(Instructions for the task):
Print all entries below exactly as they appear.

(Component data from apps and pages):
-=-=-=-=-

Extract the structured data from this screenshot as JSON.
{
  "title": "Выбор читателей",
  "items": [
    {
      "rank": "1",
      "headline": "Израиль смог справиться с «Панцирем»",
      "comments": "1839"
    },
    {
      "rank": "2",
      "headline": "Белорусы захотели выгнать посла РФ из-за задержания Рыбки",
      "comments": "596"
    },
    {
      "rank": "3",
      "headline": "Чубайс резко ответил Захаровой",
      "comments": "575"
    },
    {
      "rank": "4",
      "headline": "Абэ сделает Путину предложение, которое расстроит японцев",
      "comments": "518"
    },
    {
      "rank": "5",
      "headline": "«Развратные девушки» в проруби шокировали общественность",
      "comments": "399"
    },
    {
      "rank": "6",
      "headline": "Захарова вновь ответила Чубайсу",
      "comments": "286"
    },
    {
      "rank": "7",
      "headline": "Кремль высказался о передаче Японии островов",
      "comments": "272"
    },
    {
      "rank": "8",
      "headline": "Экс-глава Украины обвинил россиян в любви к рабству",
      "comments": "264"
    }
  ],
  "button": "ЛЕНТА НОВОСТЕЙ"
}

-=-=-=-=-

(Answer space):
Extract the structured data from this screenshot as JSON.
{
  "title": "Выбор читателей",
  "items": [
    {
      "rank": "1",
      "headline": "Израиль смог справиться с «Панцирем»",
      "comments": "1839"
    },
    {
      "rank": "2",
      "headline": "Белорусы захотели выгнать посла РФ из-за задержания Рыбки",
      "comments": "596"
    },
    {
      "rank": "3",
      "headline": "Чубайс резко ответил Захаровой",
      "comments": "575"
    },
    {
      "rank": "4",
      "headline": "Абэ сделает Путину предложение, которое расстроит японцев",
      "comments": "518"
    },
    {
      "rank": "5",
      "headline": "«Развратные девушки» в проруби шокировали общественность",
      "comments": "399"
    },
    {
      "rank": "6",
      "headline": "Захарова вновь ответила Чубайсу",
      "comments": "286"
    },
    {
      "rank": "7",
      "headline": "Кремль высказался о передаче Японии островов",
      "comments": "272"
    },
    {
      "rank": "8",
      "headline": "Экс-глава Украины обвинил россиян в любви к рабству",
      "comments": "264"
    }
  ],
  "button": "ЛЕНТА НОВОСТЕЙ"
}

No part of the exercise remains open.